Kevin Vaughan owns the Emerald Loop, 216 N. Wabash Ave., and the Chicago Brewhouse on the Riverwalk. He, like others, has struggled to attract workers.

“It’s a tough business to be in right now. We work nights and weekends. It’s a tough, customer-facing job,” he said.

Dozens of people line up outside the Emerald Loop Bar and Grill, after the St. Patrick's Day Parade in downtown Chicago, Saturday, March 12, 2022.

Dozens of people line up outside the Emerald Loop Bar and Grill, after the St. Patrick’s Day Parade in downtown Chicago in March.

Tyler Pasciak LaRiviere/Sun-Times

Many of those potential workers are opting to work in the gig economy, he said.

“We offer a lot of flexibility, but the gig economy offers even more flexibility,” said Vaughan.

He’s reached out to community colleges to attract workers so he won’t have to cut hours. “About 50% reply to interview requests. And when we schedule interviews, we’re batting about 50% after that,” Vaughan said.

The Illinois Restaurant Association has tried to address the worker shortage by advocating for immigration reform. Declining immigration under the last two presidential administrations may be behind the lack of available workers, Toia said.

He wants working visas for hospitality workers, just as the US does for farm workers. That idea could gain bipartisan support because this staffing problem hits red and blue states alike, he said.

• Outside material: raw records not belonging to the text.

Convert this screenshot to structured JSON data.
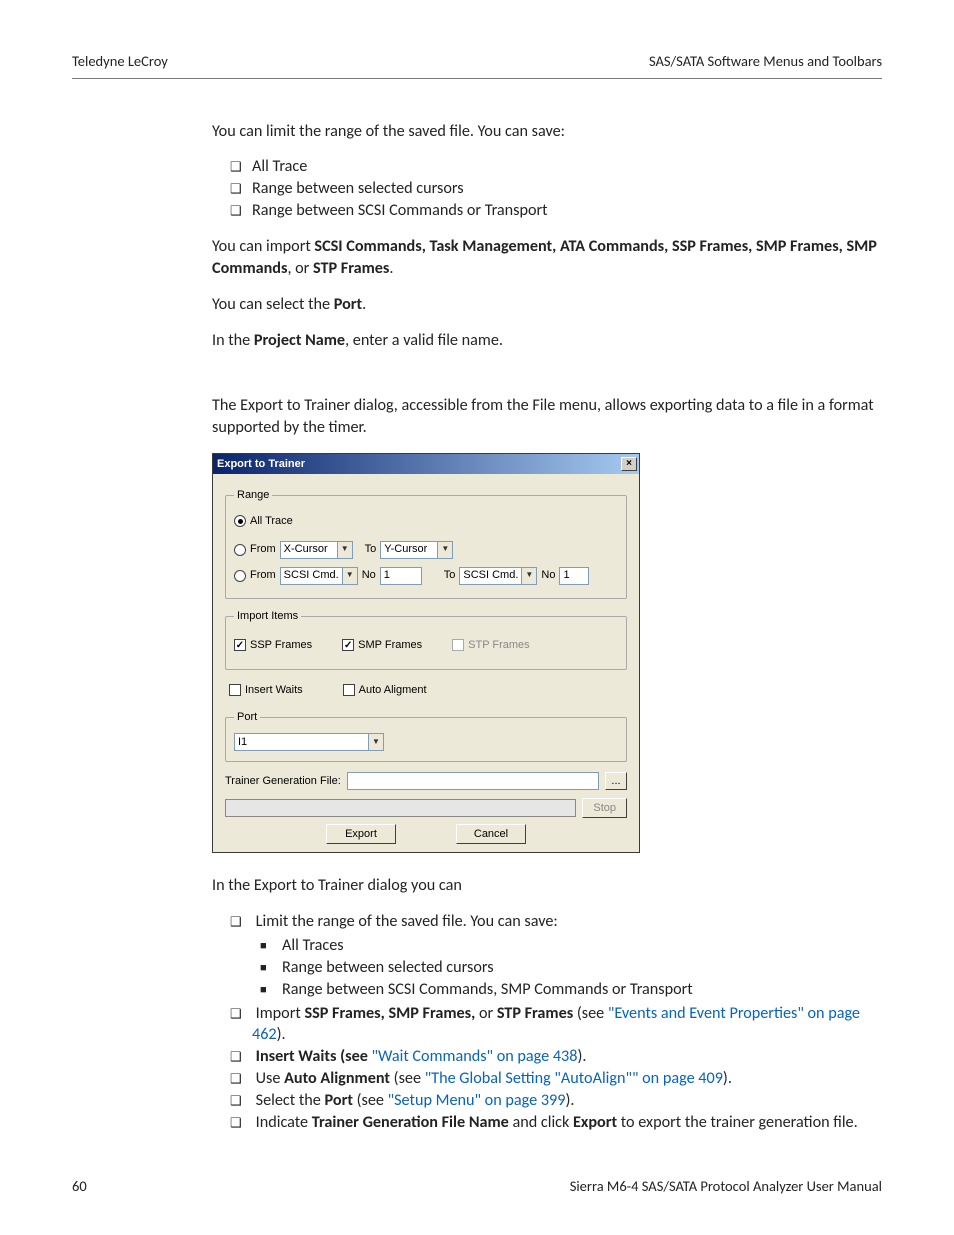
{
  "header": {
    "left": "Teledyne LeCroy",
    "right": "SAS/SATA Software Menus and Toolbars"
  },
  "para": {
    "p1": "You can limit the range of the saved file. You can save:",
    "list1": [
      "All Trace",
      "Range between selected cursors",
      "Range between SCSI Commands or Transport"
    ],
    "p2a": "You can import ",
    "p2b": "SCSI Commands, Task Management, ATA Commands, SSP Frames, SMP Frames, SMP Commands",
    "p2c": ", or ",
    "p2d": "STP Frames",
    "p2e": ".",
    "p3a": "You can select the ",
    "p3b": "Port",
    "p3c": ".",
    "p4a": "In the ",
    "p4b": "Project Name",
    "p4c": ", enter a valid file name.",
    "p5": "The Export to Trainer dialog, accessible from the File menu, allows exporting data to a file in a format supported by the timer.",
    "p6": "In the Export to Trainer dialog you can",
    "b_limit": "Limit the range of the saved file. You can save:",
    "sub_limit": [
      "All Traces",
      "Range between selected cursors",
      "Range between SCSI Commands, SMP Commands or Transport"
    ],
    "b_import_a": "Import ",
    "b_import_b": "SSP Frames, SMP Frames,",
    "b_import_c": " or ",
    "b_import_d": "STP Frames",
    "b_import_e": " (see ",
    "b_import_link": "\"Events and Event Properties\" on page 462",
    "b_import_f": ").",
    "b_wait_a": "Insert Waits (see ",
    "b_wait_link": "\"Wait Commands\" on page 438",
    "b_wait_b": ").",
    "b_auto_a": "Use ",
    "b_auto_b": "Auto Alignment",
    "b_auto_c": " (see ",
    "b_auto_link": "\"The Global Setting \"AutoAlign\"\" on page 409",
    "b_auto_d": ").",
    "b_port_a": "Select the ",
    "b_port_b": "Port",
    "b_port_c": " (see ",
    "b_port_link": "\"Setup Menu\" on page 399",
    "b_port_d": ").",
    "b_tgf_a": "Indicate ",
    "b_tgf_b": "Trainer Generation File Name",
    "b_tgf_c": " and click ",
    "b_tgf_d": "Export",
    "b_tgf_e": " to export the trainer generation file."
  },
  "dialog": {
    "title": "Export to Trainer",
    "range": {
      "legend": "Range",
      "all_trace": "All Trace",
      "from": "From",
      "to": "To",
      "no": "No",
      "xcursor": "X-Cursor",
      "ycursor": "Y-Cursor",
      "scsi": "SCSI Cmd.",
      "no1": "1"
    },
    "import": {
      "legend": "Import Items",
      "ssp": "SSP Frames",
      "smp": "SMP Frames",
      "stp": "STP Frames"
    },
    "insert_waits": "Insert Waits",
    "auto_align": "Auto Aligment",
    "port": {
      "legend": "Port",
      "value": "I1"
    },
    "tgf_label": "Trainer Generation File:",
    "browse": "...",
    "stop": "Stop",
    "export": "Export",
    "cancel": "Cancel"
  },
  "footer": {
    "left": "60",
    "right": "Sierra M6-4 SAS/SATA Protocol Analyzer User Manual"
  }
}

Restaurants have also cut their hours to accommodate changing consumer habits. Customers are ordering takeout more and preferring to eat at home, either as a way to save cash or remain COVID-safe.

Takeout and delivery rates have nearly doubled since before the pandemic, and that has cut into restaurants’ revenue, Toia said.

Ordering takeout and delivery “was starting to become fashionable before the pandemic, but it really got legs during the pandemic. A lot of people have not backed off of that,” Toia said.

Even though some folks are ordering delivery from those restaurants — through DoorDash, Uber Eats and Grubhub — the restaurants see less revenue due to app fees and lost beverage sales.

“It’s cheaper too because you might have a bottle at home. If you’re going to a restaurant, you’re purchasing that bottle of wine,” Toia said.

Vaughan has avoided cutting hours to these two restaurants because he still sees traffic from nearby hotels and Riverwalk tourism.

Restaurants are struggling more in areas that rely on downtown workers who haven’t returned in person, both in River North and the Loop, he said.

“Emerald Loop is in a sweet spot there,” Vaughan said. “If I was more Loop-centric, I’d be in big trouble. If I was down in the middle, even a block farther south, I would have a big disaster on my hands. I’m lucky to have a lot of hotels around me,” he said.

“Some of my peers who operate more in the Loop, and have more business [that’s] clientele-driven, are still suffering greatly,” he said.